Exactly as written and without the pictures, output the entries below.

|---|

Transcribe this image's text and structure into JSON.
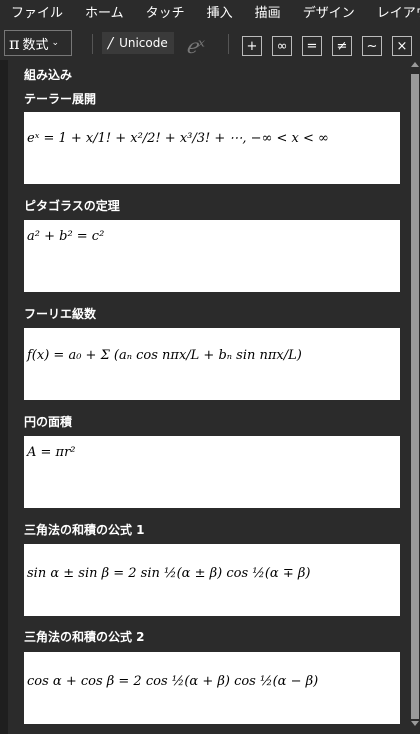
{
  "menu": [
    "ファイル",
    "ホーム",
    "タッチ",
    "挿入",
    "描画",
    "デザイン",
    "レイアウト"
  ],
  "toolbar": {
    "equation_label": "数式",
    "equation_icon": "π",
    "unicode_label": "Unicode",
    "symbols": [
      "+",
      "∞",
      "=",
      "≠",
      "~",
      "×"
    ]
  },
  "panel": {
    "section_title": "組み込み",
    "items": [
      {
        "title": "テーラー展開",
        "formula": "eˣ = 1 + x/1! + x²/2! + x³/3! + ⋯,    −∞ < x < ∞"
      },
      {
        "title": "ピタゴラスの定理",
        "formula": "a² + b² = c²"
      },
      {
        "title": "フーリエ級数",
        "formula": "f(x) = a₀ + Σ (aₙ cos nπx/L + bₙ sin nπx/L)"
      },
      {
        "title": "円の面積",
        "formula": "A = πr²"
      },
      {
        "title": "三角法の和積の公式 1",
        "formula": "sin α ± sin β = 2 sin ½(α ± β) cos ½(α ∓ β)"
      },
      {
        "title": "三角法の和積の公式 2",
        "formula": "cos α + cos β = 2 cos ½(α + β) cos ½(α − β)"
      }
    ]
  }
}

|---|

**Solution to this problem**
Transcribe this image's text and structure into JSON.
{
  "menu": [
    "ファイル",
    "ホーム",
    "タッチ",
    "挿入",
    "描画",
    "デザイン",
    "レイアウト"
  ],
  "toolbar": {
    "equation_label": "数式",
    "equation_icon": "π",
    "unicode_label": "Unicode",
    "symbols": [
      "+",
      "∞",
      "=",
      "≠",
      "~",
      "×"
    ]
  },
  "panel": {
    "section_title": "組み込み",
    "items": [
      {
        "title": "テーラー展開",
        "formula": "eˣ = 1 + x/1! + x²/2! + x³/3! + ⋯,    −∞ < x < ∞"
      },
      {
        "title": "ピタゴラスの定理",
        "formula": "a² + b² = c²"
      },
      {
        "title": "フーリエ級数",
        "formula": "f(x) = a₀ + Σ (aₙ cos nπx/L + bₙ sin nπx/L)"
      },
      {
        "title": "円の面積",
        "formula": "A = πr²"
      },
      {
        "title": "三角法の和積の公式 1",
        "formula": "sin α ± sin β = 2 sin ½(α ± β) cos ½(α ∓ β)"
      },
      {
        "title": "三角法の和積の公式 2",
        "formula": "cos α + cos β = 2 cos ½(α + β) cos ½(α − β)"
      }
    ]
  }
}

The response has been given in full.